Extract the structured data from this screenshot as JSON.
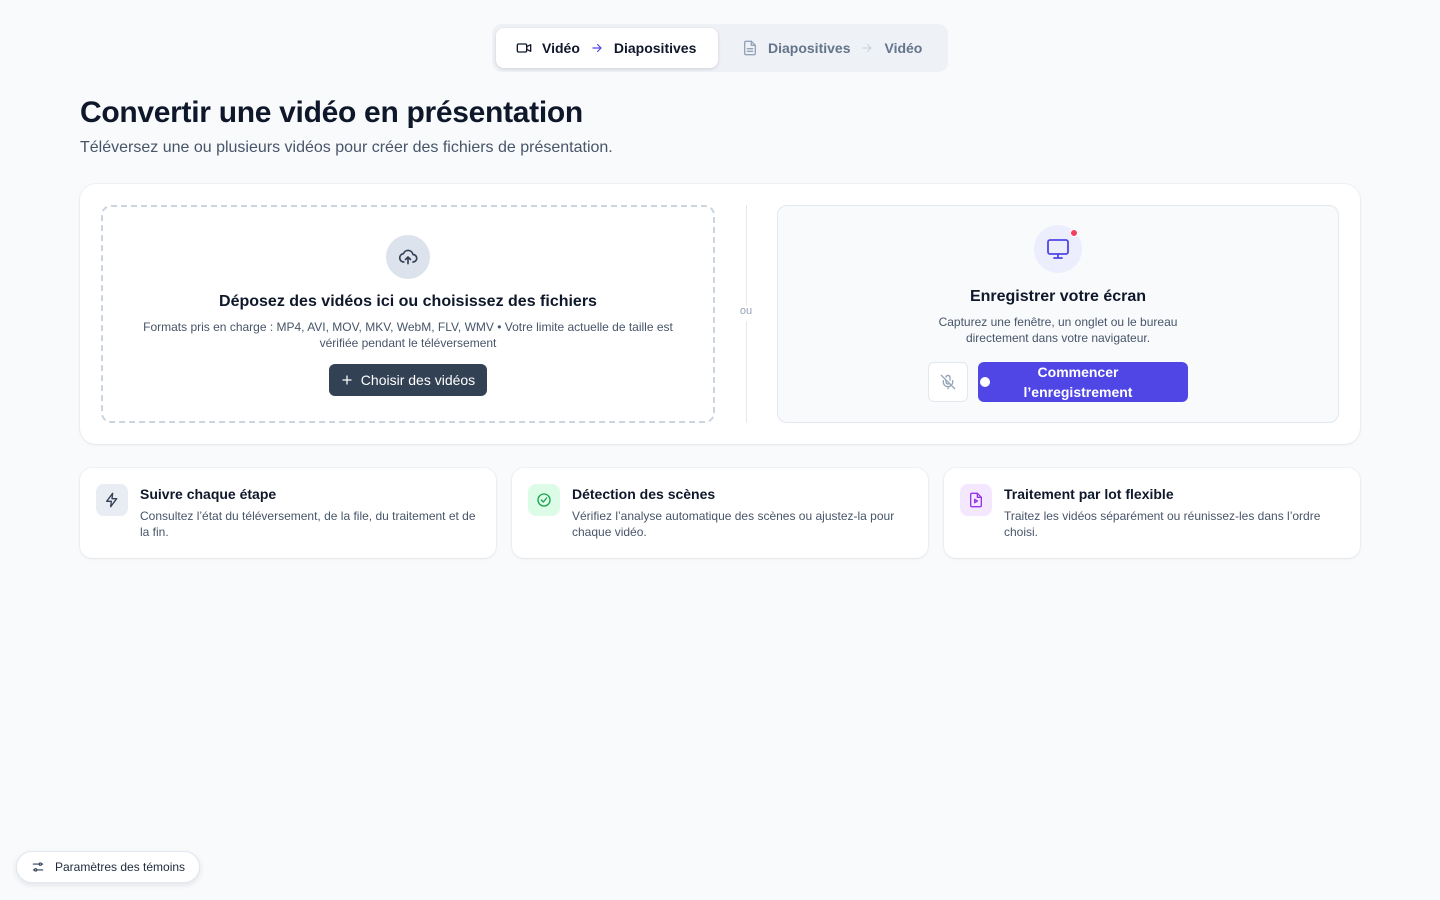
{
  "mode_switch": {
    "video_to_slides": {
      "from": "Vidéo",
      "to": "Diapositives",
      "icon": "video-camera-icon"
    },
    "slides_to_video": {
      "from": "Diapositives",
      "to": "Vidéo",
      "icon": "document-icon"
    }
  },
  "header": {
    "title": "Convertir une vidéo en présentation",
    "subtitle": "Téléversez une ou plusieurs vidéos pour créer des fichiers de présentation."
  },
  "dropzone": {
    "title": "Déposez des vidéos ici ou choisissez des fichiers",
    "formats": "Formats pris en charge : MP4, AVI, MOV, MKV, WebM, FLV, WMV • Votre limite actuelle de taille est vérifiée pendant le téléversement",
    "button_label": "Choisir des vidéos"
  },
  "divider": {
    "label": "ou"
  },
  "record": {
    "title": "Enregistrer votre écran",
    "description": "Capturez une fenêtre, un onglet ou le bureau directement dans votre navigateur.",
    "start_label": "Commencer l’enregistrement"
  },
  "features": [
    {
      "title": "Suivre chaque étape",
      "description": "Consultez l’état du téléversement, de la file, du traitement et de la fin.",
      "icon": "lightning-icon",
      "color": "#334155",
      "bg": "#e8ecf3"
    },
    {
      "title": "Détection des scènes",
      "description": "Vérifiez l’analyse automatique des scènes ou ajustez-la pour chaque vidéo.",
      "icon": "check-circle-icon",
      "color": "#16a34a",
      "bg": "#dcfce7"
    },
    {
      "title": "Traitement par lot flexible",
      "description": "Traitez les vidéos séparément ou réunissez-les dans l’ordre choisi.",
      "icon": "file-video-icon",
      "color": "#9333ea",
      "bg": "#f3e8ff"
    }
  ],
  "cookie": {
    "label": "Paramètres des témoins"
  },
  "colors": {
    "accent": "#4f46e5",
    "dark_button": "#334155",
    "record_dot": "#f43f5e"
  }
}
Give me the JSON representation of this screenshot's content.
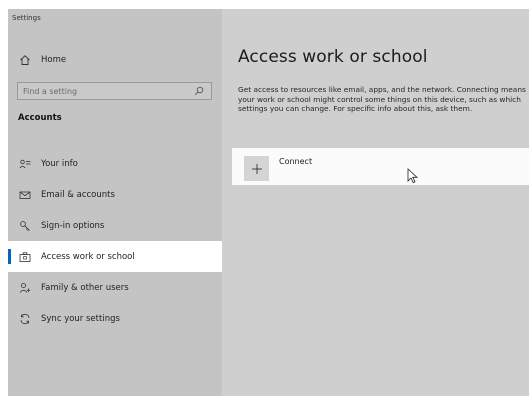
{
  "window": {
    "app_title": "Settings"
  },
  "sidebar": {
    "home": {
      "label": "Home",
      "icon": "home-icon"
    },
    "search": {
      "placeholder": "Find a setting",
      "value": "",
      "icon": "search-icon"
    },
    "section_title": "Accounts",
    "items": [
      {
        "label": "Your info",
        "icon": "person-lines-icon",
        "selected": false
      },
      {
        "label": "Email & accounts",
        "icon": "mail-icon",
        "selected": false
      },
      {
        "label": "Sign-in options",
        "icon": "key-icon",
        "selected": false
      },
      {
        "label": "Access work or school",
        "icon": "briefcase-icon",
        "selected": true
      },
      {
        "label": "Family & other users",
        "icon": "person-plus-icon",
        "selected": false
      },
      {
        "label": "Sync your settings",
        "icon": "sync-icon",
        "selected": false
      }
    ]
  },
  "main": {
    "title": "Access work or school",
    "description": "Get access to resources like email, apps, and the network. Connecting means your work or school might control some things on this device, such as which settings you can change. For specific info about this, ask them.",
    "connect": {
      "label": "Connect",
      "icon": "plus-icon"
    }
  },
  "colors": {
    "accent": "#0067c0",
    "sidebar_bg": "#c4c4c4",
    "main_bg": "#cfcfcf",
    "selected_bg": "#ffffff"
  }
}
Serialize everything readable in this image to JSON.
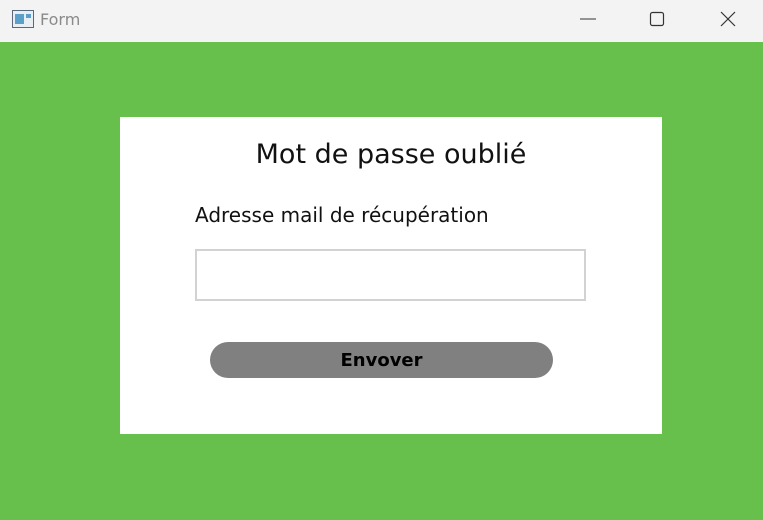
{
  "window": {
    "title": "Form",
    "icon": "app-window-icon",
    "controls": [
      "minimize-icon",
      "maximize-icon",
      "close-icon"
    ]
  },
  "form": {
    "title": "Mot de passe oublié",
    "email_label": "Adresse mail de récupération",
    "email_value": "",
    "email_placeholder": "",
    "submit_label": "Envover"
  },
  "colors": {
    "background": "#67bf4c",
    "card": "#ffffff",
    "button": "#808080",
    "titlebar": "#f3f3f3"
  }
}
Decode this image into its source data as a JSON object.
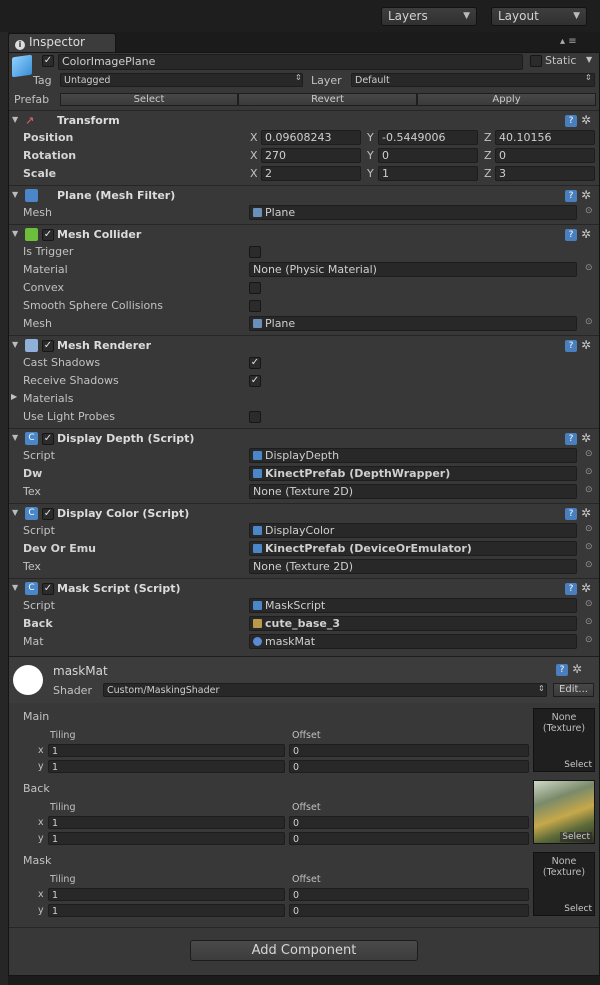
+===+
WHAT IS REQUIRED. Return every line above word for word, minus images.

ANSWER BOX.
Extract the structured data from this screenshot as JSON.
{
  "mode_switch": {
    "video_to_slides": {
      "from": "Vidéo",
      "to": "Diapositives",
      "icon": "video-camera-icon"
    },
    "slides_to_video": {
      "from": "Diapositives",
      "to": "Vidéo",
      "icon": "document-icon"
    }
  },
  "header": {
    "title": "Convertir une vidéo en présentation",
    "subtitle": "Téléversez une ou plusieurs vidéos pour créer des fichiers de présentation."
  },
  "dropzone": {
    "title": "Déposez des vidéos ici ou choisissez des fichiers",
    "formats": "Formats pris en charge : MP4, AVI, MOV, MKV, WebM, FLV, WMV • Votre limite actuelle de taille est vérifiée pendant le téléversement",
    "button_label": "Choisir des vidéos"
  },
  "divider": {
    "label": "ou"
  },
  "record": {
    "title": "Enregistrer votre écran",
    "description": "Capturez une fenêtre, un onglet ou le bureau directement dans votre navigateur.",
    "start_label": "Commencer l’enregistrement"
  },
  "features": [
    {
      "title": "Suivre chaque étape",
      "description": "Consultez l’état du téléversement, de la file, du traitement et de la fin.",
      "icon": "lightning-icon",
      "color": "#334155",
      "bg": "#e8ecf3"
    },
    {
      "title": "Détection des scènes",
      "description": "Vérifiez l’analyse automatique des scènes ou ajustez-la pour chaque vidéo.",
      "icon": "check-circle-icon",
      "color": "#16a34a",
      "bg": "#dcfce7"
    },
    {
      "title": "Traitement par lot flexible",
      "description": "Traitez les vidéos séparément ou réunissez-les dans l’ordre choisi.",
      "icon": "file-video-icon",
      "color": "#9333ea",
      "bg": "#f3e8ff"
    }
  ],
  "cookie": {
    "label": "Paramètres des témoins"
  },
  "colors": {
    "accent": "#4f46e5",
    "dark_button": "#334155",
    "record_dot": "#f43f5e"
  }
}
Give me the JSON representation of this screenshot's content.
{
  "window": {
    "app_title": "Settings"
  },
  "sidebar": {
    "home": {
      "label": "Home",
      "icon": "home-icon"
    },
    "search": {
      "placeholder": "Find a setting",
      "value": "",
      "icon": "search-icon"
    },
    "section_title": "Accounts",
    "items": [
      {
        "label": "Your info",
        "icon": "person-lines-icon",
        "selected": false
      },
      {
        "label": "Email & accounts",
        "icon": "mail-icon",
        "selected": false
      },
      {
        "label": "Sign-in options",
        "icon": "key-icon",
        "selected": false
      },
      {
        "label": "Access work or school",
        "icon": "briefcase-icon",
        "selected": true
      },
      {
        "label": "Family & other users",
        "icon": "person-plus-icon",
        "selected": false
      },
      {
        "label": "Sync your settings",
        "icon": "sync-icon",
        "selected": false
      }
    ]
  },
  "main": {
    "title": "Access work or school",
    "description": "Get access to resources like email, apps, and the network. Connecting means your work or school might control some things on this device, such as which settings you can change. For specific info about this, ask them.",
    "connect": {
      "label": "Connect",
      "icon": "plus-icon"
    }
  },
  "colors": {
    "accent": "#0067c0",
    "sidebar_bg": "#c4c4c4",
    "main_bg": "#cfcfcf",
    "selected_bg": "#ffffff"
  }
}
Serialize everything readable in this image to JSON.
{
  "window": {
    "title": "Form",
    "icon": "app-window-icon",
    "controls": [
      "minimize-icon",
      "maximize-icon",
      "close-icon"
    ]
  },
  "form": {
    "title": "Mot de passe oublié",
    "email_label": "Adresse mail de récupération",
    "email_value": "",
    "email_placeholder": "",
    "submit_label": "Envover"
  },
  "colors": {
    "background": "#67bf4c",
    "card": "#ffffff",
    "button": "#808080",
    "titlebar": "#f3f3f3"
  }
}
Decode this image into its source data as a JSON object.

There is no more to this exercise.